DIRECTIONS FOR THIS TASK: Write out each line of the records that has "icon" in it.

Web page and app entries:
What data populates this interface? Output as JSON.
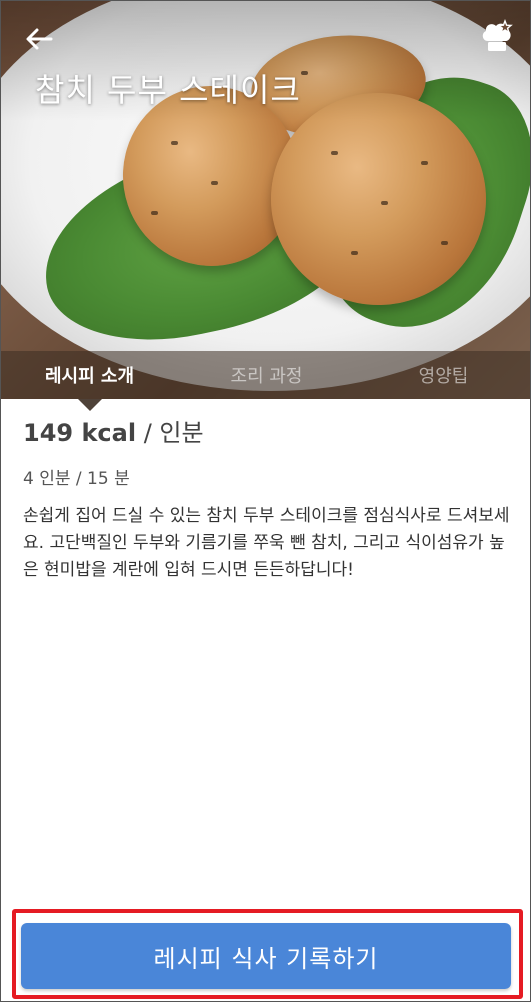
{
  "header": {
    "title": "참치 두부 스테이크",
    "back_icon": "arrow-left-icon",
    "chef_icon": "chef-hat-star-icon"
  },
  "tabs": [
    {
      "label": "레시피 소개",
      "active": true
    },
    {
      "label": "조리 과정",
      "active": false
    },
    {
      "label": "영양팁",
      "active": false
    }
  ],
  "info": {
    "kcal": "149 kcal",
    "per": " / 인분",
    "servings": "4 인분 / 15 분",
    "description": "손쉽게 집어 드실 수 있는 참치 두부 스테이크를 점심식사로 드셔보세요. 고단백질인 두부와 기름기를 쭈욱 뺀 참치, 그리고 식이섬유가 높은 현미밥을 계란에 입혀 드시면 든든하답니다!"
  },
  "actions": {
    "record_label": "레시피 식사 기록하기"
  },
  "colors": {
    "button": "#4a86d8",
    "highlight_border": "#e51b23"
  }
}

RESULT OF THE TASK:
    "back_icon": "arrow-left-icon",
    "chef_icon": "chef-hat-star-icon"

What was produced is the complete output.